The Use of Breathing Synchronized CT and PET Scans in Radiation Therapy Treatment Planning

This study has been completed.
Sponsor:
Collaborator:
National Cancer Institute (NCI)
Information provided by (Responsible Party):
Memorial Sloan Kettering Cancer Center
ClinicalTrials.gov Identifier:
NCT00588328
First received: December 20, 2007
Last updated: December 23, 2015
Last verified: December 2015

December 20, 2007
December 23, 2015
March 2000
July 2008   (final data collection date for primary outcome measure)
To measure the amount of tumor motion in breathing synchronized CT scans and determine the fraction of patients whose radiation treatment planning margins would be modified based on this information. [ Time Frame: 2 years ] [ Designated as safety issue: No ]
Same as current
Complete list of historical versions of study NCT00588328 on ClinicalTrials.gov Archive Site
To measure changes in tumor definition with breathing synchronized PET compared to standard free breathing PET, and determine the fraction of patients whose radiation treatment plans would be modified based on this information. [ Time Frame: 2 years ] [ Designated as safety issue: No ]
Same as current
Not Provided
Not Provided
 
The Use of Breathing Synchronized CT and PET Scans in Radiation Therapy Treatment Planning
The Use of Breathing Synchronized CT and PET Scans in Radiation Therapy Treatment Planning
The purpose of this study is to find out whether a new device can help obtain more accurate CT and PET scans of the lungs and chest tumors and the liver and liver tumors to help in delivering radiation therapy. When we breathe, the amount of air in the lung changes. Lung tumors may also move during breathing. Liver tumors may also move with breathing; as the lungs inflate, the liver can be pushed down. A CT scan (a special type of X-ray) is routinely obtained as part of planning for lung or liver radiation therapy. Since patients breathe during this CT scan and their lung or liver tumors move, these CT scans can sometimes be inaccurate. We are now testing a device to only obtain the CT and an additional PET scan while patients are breathing in or out. This will hopefully allow us to deliver radiation with more accuracy.
The objectives are to measure the amount of tumor motion with respiration, measure changes in tumor definition with breathing synchronized PET compared to standard free breathing PET, and to determine the fraction of patients whose radiation treatment plans would be modified based on this information. Eligible patients are those receiving radiation treatment for thoracic or liver tumors.
Interventional
Phase 1
Intervention Model: Single Group Assignment
Masking: Open Label
Primary Purpose: Diagnostic
  • Lung Cancer
  • Non-Hodgkin's Lymphoma
Device: PET/CT scan
PET/CT scans
Experimental: 1
Intervention: Device: PET/CT scan
Not Provided

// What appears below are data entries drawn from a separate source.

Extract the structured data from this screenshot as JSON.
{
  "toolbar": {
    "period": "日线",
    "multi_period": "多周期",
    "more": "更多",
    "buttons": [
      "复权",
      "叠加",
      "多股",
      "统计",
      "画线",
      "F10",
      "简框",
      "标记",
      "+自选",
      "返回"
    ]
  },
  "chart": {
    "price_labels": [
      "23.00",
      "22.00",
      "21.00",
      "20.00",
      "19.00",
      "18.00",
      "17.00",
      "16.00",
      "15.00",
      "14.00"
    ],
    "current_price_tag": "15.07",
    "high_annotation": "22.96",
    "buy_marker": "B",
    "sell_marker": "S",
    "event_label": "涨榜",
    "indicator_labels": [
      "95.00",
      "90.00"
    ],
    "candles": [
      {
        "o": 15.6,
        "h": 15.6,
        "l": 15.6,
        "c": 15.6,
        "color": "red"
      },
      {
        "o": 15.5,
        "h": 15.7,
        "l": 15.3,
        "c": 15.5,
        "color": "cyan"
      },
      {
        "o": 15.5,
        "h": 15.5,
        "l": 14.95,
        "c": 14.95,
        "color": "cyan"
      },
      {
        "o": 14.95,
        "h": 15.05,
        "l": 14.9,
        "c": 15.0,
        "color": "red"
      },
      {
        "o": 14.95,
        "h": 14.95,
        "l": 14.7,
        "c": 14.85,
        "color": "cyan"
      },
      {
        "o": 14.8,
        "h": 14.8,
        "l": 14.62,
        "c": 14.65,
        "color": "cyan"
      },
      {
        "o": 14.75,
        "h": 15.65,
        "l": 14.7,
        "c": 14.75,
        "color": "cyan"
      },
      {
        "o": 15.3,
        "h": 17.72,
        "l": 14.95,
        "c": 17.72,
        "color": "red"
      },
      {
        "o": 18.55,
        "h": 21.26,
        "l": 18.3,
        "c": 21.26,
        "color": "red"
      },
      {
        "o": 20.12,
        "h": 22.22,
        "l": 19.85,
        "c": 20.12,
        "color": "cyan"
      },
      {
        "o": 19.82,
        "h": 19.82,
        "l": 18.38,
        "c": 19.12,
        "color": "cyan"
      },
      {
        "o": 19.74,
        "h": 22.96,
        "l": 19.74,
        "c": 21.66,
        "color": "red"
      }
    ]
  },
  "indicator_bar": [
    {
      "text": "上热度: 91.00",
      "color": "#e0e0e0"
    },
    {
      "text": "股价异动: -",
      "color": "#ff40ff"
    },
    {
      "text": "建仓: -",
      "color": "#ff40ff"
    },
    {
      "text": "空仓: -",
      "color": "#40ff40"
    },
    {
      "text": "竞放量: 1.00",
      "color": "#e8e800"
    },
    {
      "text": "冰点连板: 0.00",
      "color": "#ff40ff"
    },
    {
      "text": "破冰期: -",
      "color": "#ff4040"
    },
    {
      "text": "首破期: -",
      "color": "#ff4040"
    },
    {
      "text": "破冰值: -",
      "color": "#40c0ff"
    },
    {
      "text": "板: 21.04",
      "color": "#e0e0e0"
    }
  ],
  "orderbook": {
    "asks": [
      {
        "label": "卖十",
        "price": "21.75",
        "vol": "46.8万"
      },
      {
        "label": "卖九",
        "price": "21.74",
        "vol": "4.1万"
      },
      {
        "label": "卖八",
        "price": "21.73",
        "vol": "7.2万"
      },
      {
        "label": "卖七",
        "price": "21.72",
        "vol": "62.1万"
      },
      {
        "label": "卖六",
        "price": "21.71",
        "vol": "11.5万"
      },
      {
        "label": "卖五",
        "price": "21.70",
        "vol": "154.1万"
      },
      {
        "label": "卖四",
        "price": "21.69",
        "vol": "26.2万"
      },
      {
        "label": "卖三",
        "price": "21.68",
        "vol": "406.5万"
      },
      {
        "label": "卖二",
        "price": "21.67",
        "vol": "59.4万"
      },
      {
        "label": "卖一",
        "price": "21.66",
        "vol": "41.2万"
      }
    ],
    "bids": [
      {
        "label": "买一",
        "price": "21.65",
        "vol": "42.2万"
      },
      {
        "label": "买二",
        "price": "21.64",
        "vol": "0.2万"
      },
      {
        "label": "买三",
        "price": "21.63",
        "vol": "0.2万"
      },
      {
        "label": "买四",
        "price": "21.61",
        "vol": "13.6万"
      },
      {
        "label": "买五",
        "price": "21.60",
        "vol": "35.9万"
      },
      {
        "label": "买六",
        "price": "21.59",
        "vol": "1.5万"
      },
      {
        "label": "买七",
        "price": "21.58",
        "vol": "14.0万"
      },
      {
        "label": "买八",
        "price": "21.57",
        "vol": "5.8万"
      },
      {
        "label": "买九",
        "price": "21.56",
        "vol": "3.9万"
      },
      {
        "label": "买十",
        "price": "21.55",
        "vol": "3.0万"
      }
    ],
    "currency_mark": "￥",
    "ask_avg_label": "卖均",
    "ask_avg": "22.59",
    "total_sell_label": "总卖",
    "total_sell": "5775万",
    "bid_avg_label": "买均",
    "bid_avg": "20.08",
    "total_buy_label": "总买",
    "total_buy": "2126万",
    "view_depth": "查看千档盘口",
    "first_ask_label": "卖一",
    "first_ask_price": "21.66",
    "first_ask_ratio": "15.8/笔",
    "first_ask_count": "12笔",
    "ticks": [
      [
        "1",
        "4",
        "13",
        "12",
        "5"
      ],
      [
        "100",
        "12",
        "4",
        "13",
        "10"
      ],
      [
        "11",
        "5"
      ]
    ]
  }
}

*   Includes publications given by the data provider as well as publications identified by ClinicalTrials.gov Identifier (NCT Number) in Medline.
 
Completed
35
May 2010
July 2008   (final data collection date for primary outcome measure)

Inclusion Criteria:

  • Age ≥ 18 years old
  • Ability to sign informed consent form indicating investigative nature of this study, in keeping with the policies of the hospital.
  • Patients must have thoracic disease visible on a Chest CT scan, or liver disease visible on a abdominal CT scan.

Exclusion Criteria:

  • Pregnant women are ineligible. A pregnancy test will be performed on each fertile premenopausal female prior to entry into the study.
  • Patients with thoracic or liver disease that is not visible on CT scan
  • Patients who are unable to follow directions either due to language difficulties or hearing impairment.
  • Patients who are too ill to hold their breath.
Both
18 Years and older   (Adult, Senior)
No
Contact information is only displayed when the study is recruiting subjects
United States
 
NCT00588328
00-008
Not Provided
Not Provided
Not Provided
Memorial Sloan Kettering Cancer Center
Memorial Sloan Kettering Cancer Center
National Cancer Institute (NCI)
Principal Investigator: Kenneth Rosenzweig, MD Memorial Sloan Kettering Cancer Center
Memorial Sloan Kettering Cancer Center
December 2015

ICMJE     Data element required by the International Committee of Medical Journal Editors and the World Health Organization ICTRP